Lotus Exige 270E Tri-fuel Concept Preview – 2008 Geneva Auto Show: The sports car is dead. Long live the sports car. With cries from every corner that the newly enacted government fuel economy standards spell the end of performance cars, it would be easy to sink into a resigned-to-our-fate stupor. Leave that for those who believe the sky is falling, because we’re here to tell you about a sports car that runs on any combination of three fuels, gasoline, bioethanol and methanol. Lotus, whose sports car cred is unquestionable, has taken its two-seat coupe, the Exige, and set it up to burn a trio of combustibles. The Exige 270E Tri-fuel is a concept car/demonstrator for the company’s project to create the technology needed for the “transition from today’s fuels to the sustainable, synthetic fuels of the future.”
The cool part for those of a performance bent is that the 270E is faster than any other road version of the Exige, capable of a top speed of 158 mph and a 0 to 60 mph in 3.88 seconds. The turbocharged engine produces 270 horsepower. So much for the death of performance cars.

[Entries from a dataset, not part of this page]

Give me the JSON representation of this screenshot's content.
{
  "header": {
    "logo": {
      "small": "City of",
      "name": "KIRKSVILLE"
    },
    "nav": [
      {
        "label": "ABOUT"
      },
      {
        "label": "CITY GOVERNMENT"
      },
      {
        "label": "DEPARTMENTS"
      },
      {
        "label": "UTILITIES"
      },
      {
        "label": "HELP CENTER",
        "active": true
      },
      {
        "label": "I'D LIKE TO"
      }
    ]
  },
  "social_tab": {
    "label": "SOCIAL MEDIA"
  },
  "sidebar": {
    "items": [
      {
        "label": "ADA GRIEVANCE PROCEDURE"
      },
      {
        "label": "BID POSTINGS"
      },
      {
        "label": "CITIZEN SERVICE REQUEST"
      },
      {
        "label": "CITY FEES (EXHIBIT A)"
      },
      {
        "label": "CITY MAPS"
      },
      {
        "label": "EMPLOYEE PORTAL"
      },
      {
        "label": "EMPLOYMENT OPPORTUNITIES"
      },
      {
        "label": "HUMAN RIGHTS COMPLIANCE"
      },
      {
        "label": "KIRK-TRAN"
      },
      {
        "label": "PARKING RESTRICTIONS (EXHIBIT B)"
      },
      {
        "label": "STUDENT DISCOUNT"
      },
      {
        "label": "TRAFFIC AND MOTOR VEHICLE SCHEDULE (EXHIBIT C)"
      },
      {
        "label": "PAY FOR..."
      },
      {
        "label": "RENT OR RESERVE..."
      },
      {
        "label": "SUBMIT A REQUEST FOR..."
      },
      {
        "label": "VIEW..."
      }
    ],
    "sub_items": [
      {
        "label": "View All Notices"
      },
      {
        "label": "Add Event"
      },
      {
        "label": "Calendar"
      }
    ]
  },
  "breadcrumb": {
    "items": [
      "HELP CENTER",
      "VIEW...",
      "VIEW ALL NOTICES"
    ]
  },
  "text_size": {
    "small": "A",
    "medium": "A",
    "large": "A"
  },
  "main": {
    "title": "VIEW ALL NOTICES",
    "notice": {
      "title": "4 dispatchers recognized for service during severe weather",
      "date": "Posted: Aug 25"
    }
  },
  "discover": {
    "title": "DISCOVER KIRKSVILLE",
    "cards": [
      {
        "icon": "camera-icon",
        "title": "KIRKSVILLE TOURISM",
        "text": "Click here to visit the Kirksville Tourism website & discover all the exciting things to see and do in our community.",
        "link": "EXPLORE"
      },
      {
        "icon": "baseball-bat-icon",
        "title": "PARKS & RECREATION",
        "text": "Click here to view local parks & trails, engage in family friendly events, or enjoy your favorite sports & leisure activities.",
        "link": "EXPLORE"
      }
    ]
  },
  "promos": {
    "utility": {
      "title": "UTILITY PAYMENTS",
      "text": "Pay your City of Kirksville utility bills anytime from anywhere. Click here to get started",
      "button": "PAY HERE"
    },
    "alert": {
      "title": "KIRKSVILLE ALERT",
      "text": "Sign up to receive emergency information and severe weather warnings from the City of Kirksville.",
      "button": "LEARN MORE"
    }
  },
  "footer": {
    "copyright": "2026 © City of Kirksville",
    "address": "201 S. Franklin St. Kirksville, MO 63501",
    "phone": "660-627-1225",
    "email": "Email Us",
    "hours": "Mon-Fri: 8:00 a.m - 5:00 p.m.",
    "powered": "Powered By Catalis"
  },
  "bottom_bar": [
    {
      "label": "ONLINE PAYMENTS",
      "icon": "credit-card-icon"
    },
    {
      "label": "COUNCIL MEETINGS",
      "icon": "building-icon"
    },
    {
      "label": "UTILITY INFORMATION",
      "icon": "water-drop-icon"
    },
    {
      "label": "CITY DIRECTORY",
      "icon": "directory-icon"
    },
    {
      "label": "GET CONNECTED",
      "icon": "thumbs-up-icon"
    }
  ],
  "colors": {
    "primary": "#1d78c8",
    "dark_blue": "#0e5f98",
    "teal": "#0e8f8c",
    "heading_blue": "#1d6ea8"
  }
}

Whenever a developing fuel/energy technology is up for discussion, one of the very first questions is, “How will people get it?” Lotus is looking toward a synthetic methanol produced from CO2 taken from the atmosphere and combined with hydrogen. The fuel would use similar engines and it can be stored, transported and sold like gasoline and diesel fuel are now. While the company says the technology to use such a fuel will be available in four to five years, there’s the catch of the supply infrastructure being 15 to 20 years away.
Lotus Exige 270E Tri-fuel Concept – Under the Hood
The Tri-fuel uses the same 1.8-liter, four-cylinder engine as the regular Exige. The Toyota-sourced engine uses an intercooled supercharger and variable-valve time and lift to produce 270 horsepower and 184 lb.-ft. of torque. That’s an increase of 51 horsepower and 25 lb.-ft. of torque over the same basic engine found in the production Exige S.
The rest of the Exige remains unchanged, utilizing an epoxy-bonded aluminum frame with composite fiberglass body panels, independent suspension, four-wheel antilock disc brakes, rack-and-pinion steering and six-speed manual gearbox.
By Bob Beamesderfer
Photo credit: Lotus Group